I was impressed but not terribly surprised. If there's ever been a prettier - or deadlier - jump shot than Lofton's I've yet to see it. The fact that 30 NBA teams lack this same level of appreciation both confounds and angers me. Any league that can't find room for Chris Lofton isn't playing real basketball in my humble opinion.
In addition to being an outstanding basketball player, Lofton is an outstanding person. The courage he showed in playing through cancer as a Vol senior remains one of the great story-lines in program history. And, even though he is the third-most prolific 3-point shooter in NCAA history, there is not a hint of ego in his makeup.
Currently wrapping up his degree requirements at UT, Lofton was typically modest when asked about his progress.
"I've got two more classes," he said. "I'm taking one right now. I don't want to jinx myself but I hope I pass."
At one time he hoped to play in the NBA. Now he's not so sure.
"Oh, I don't know what I'm doing, really," he said. "I'm just taking it one day at a time. I'm waiting to see what European teams are calling. I'm probably going to play on a European team."
Lofton played last season in Spain, which reportedly boasts the best of the European hoops leagues. Asked if he's interested in returning to that country, he shrugged.
"Yeah, preferably," he said, "but I'll go anywhere."
Playing before a few hundred fans in the Rocky Top League is a far cry from playing in the NBA but Lofton sees benefits.
"It helps you stay ready," he said. "You're playing games, conditioning, running and having fun."

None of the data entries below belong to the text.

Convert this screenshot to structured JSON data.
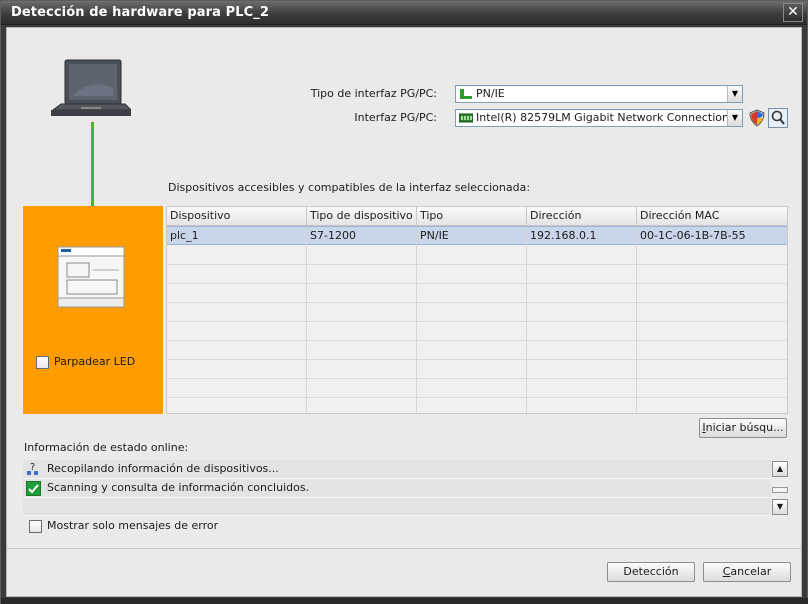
{
  "window": {
    "title": "Detección de hardware para PLC_2",
    "close_glyph": "✕"
  },
  "interface": {
    "type_label": "Tipo de interfaz PG/PC:",
    "type_value": "PN/IE",
    "iface_label": "Interfaz PG/PC:",
    "iface_value": "Intel(R) 82579LM Gigabit Network Connection"
  },
  "devices_section_label": "Dispositivos accesibles y compatibles de la interfaz seleccionada:",
  "table": {
    "columns": [
      "Dispositivo",
      "Tipo de dispositivo",
      "Tipo",
      "Dirección",
      "Dirección MAC"
    ],
    "rows": [
      {
        "device": "plc_1",
        "device_type": "S7-1200",
        "type": "PN/IE",
        "address": "192.168.0.1",
        "mac": "00-1C-06-1B-7B-55"
      }
    ]
  },
  "flash_led_label": "Parpadear LED",
  "start_search_label_u": "I",
  "start_search_label_rest": "niciar búsqu...",
  "status": {
    "title": "Información de estado online:",
    "lines": [
      {
        "icon": "gathering-info-icon",
        "text": "Recopilando información de dispositivos..."
      },
      {
        "icon": "green-check-icon",
        "text": "Scanning y consulta de información concluidos."
      }
    ]
  },
  "only_errors_label": "Mostrar solo mensajes de error",
  "buttons": {
    "detect": "Detección",
    "cancel_u": "C",
    "cancel_rest": "ancelar"
  },
  "colors": {
    "accent_orange": "#ff9c00",
    "link_green": "#2fbf2f",
    "selection": "#c9d6ea"
  }
}
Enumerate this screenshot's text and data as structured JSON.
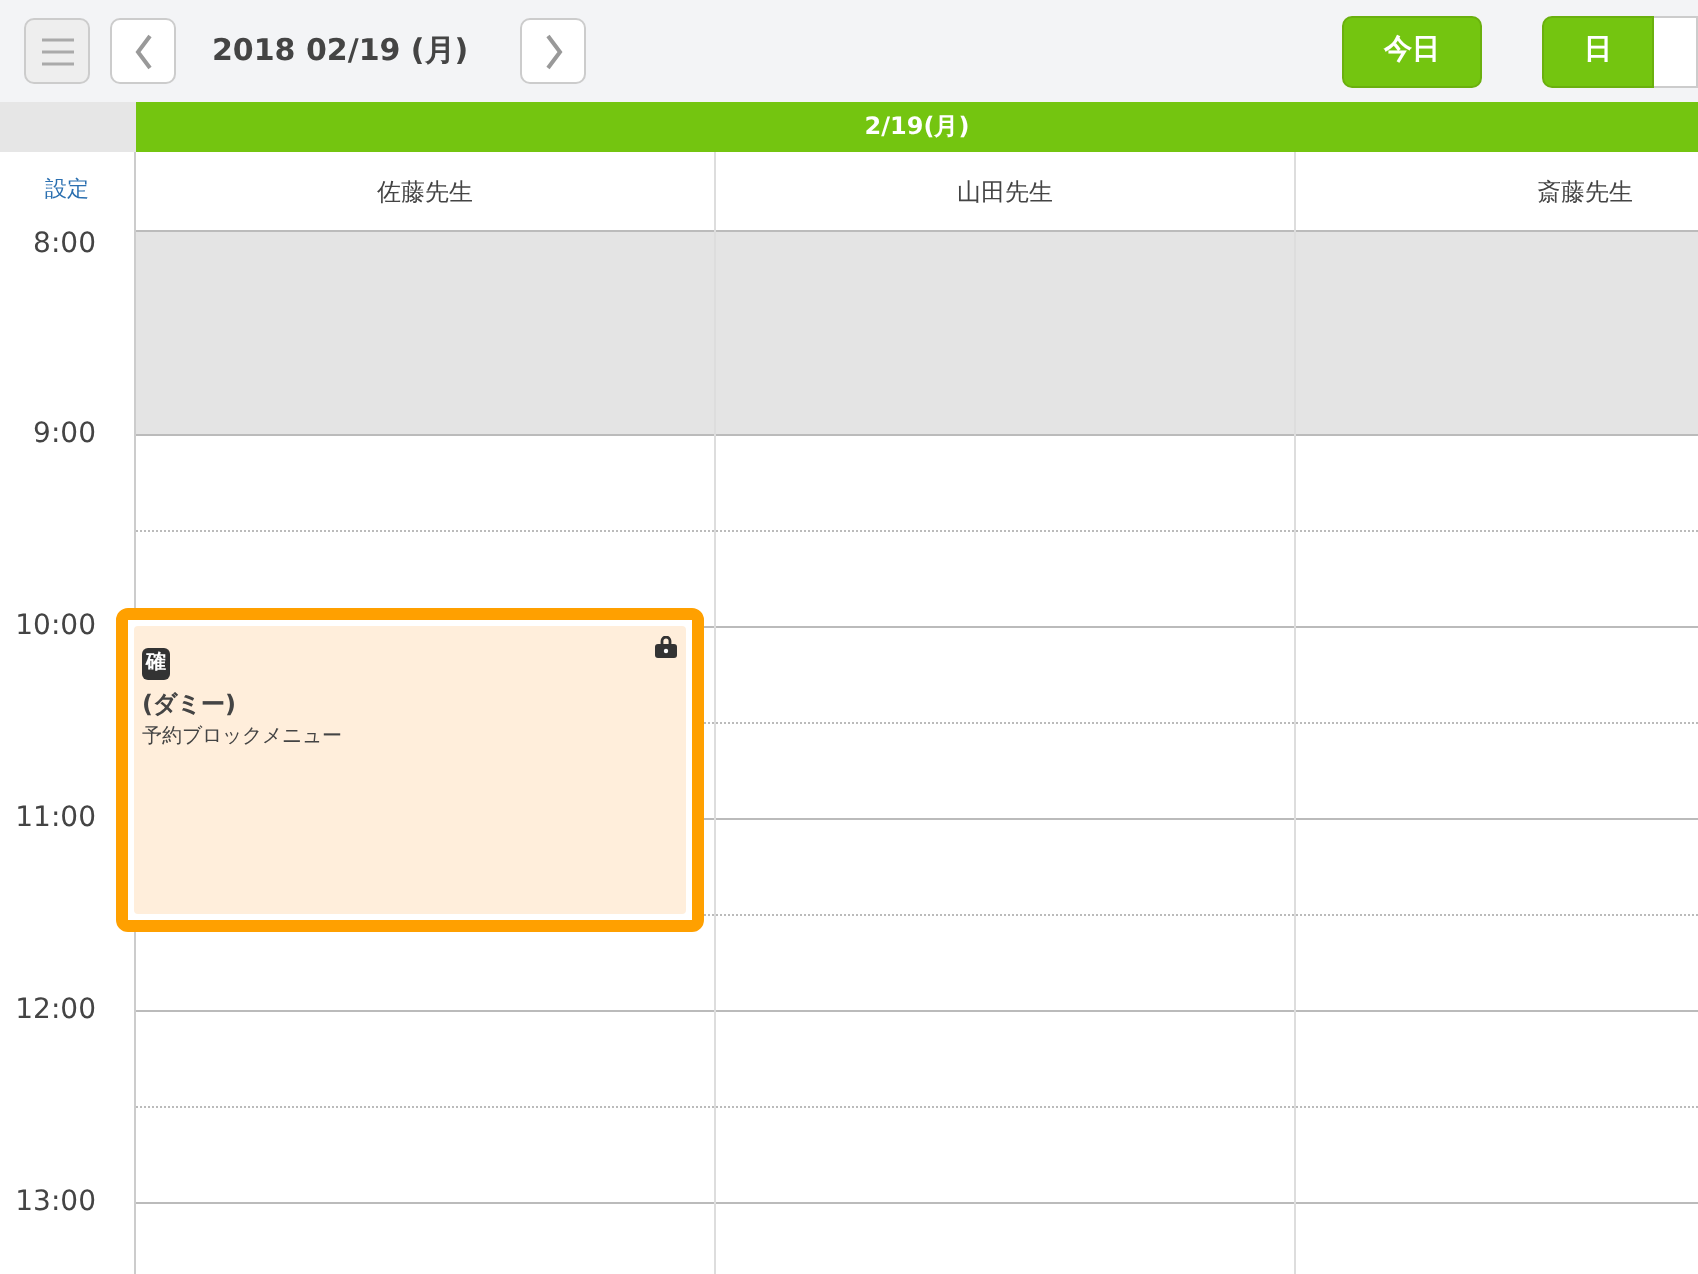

If Lofton were a "ball hog," he easily could average 45 points per game in the Rocky Top League. Instead, he chooses to blend in as a team player. Occasionally, though, he'll take over a game with a spectacular shooting exhibition. That was the case Wednesday night, when his Ray's ESG team trailed by 15 early in the second half. Lofton nailed three 3s in rapid succession and scored 15 points in a four-minute spurt that saw Ray's turn a 68-83 deficit into an 87-86 lead.
Afterward, when asked about the one-man rally, he smiled sheepishly and replied: "My teammates did a great job of getting me the ball, and my coach wanted me to shoot, so that's what I tried to do."
Clearly anticipating another season in Spain, Lofton is getting tutoring in Spanish these days. He's also fine-tuning his body and his stroke.
"I work out every morning at Pratt Pavilion," he said, referring to UT's practice facility. "I go through drills, go to class, lift weights, eat lunch, have my Spanish tutoring and then play in the Rocky Top League. It's a full day."
The day is never so full, however, that he can't find time to launch a few dozen of those sweet jumpers. Still, he says he doesn't shoot as many as he did during his Vol days.
"Not really," he said. "I do a lot of other stuff these days. I still get my shots up but I also do a lot of work."
Hopefully, that work eventually will pay off in a roster spot in the NBA. Then that team's fans can watch Lofton's silky smooth jump shot and feel the same way Tennessee fans once did.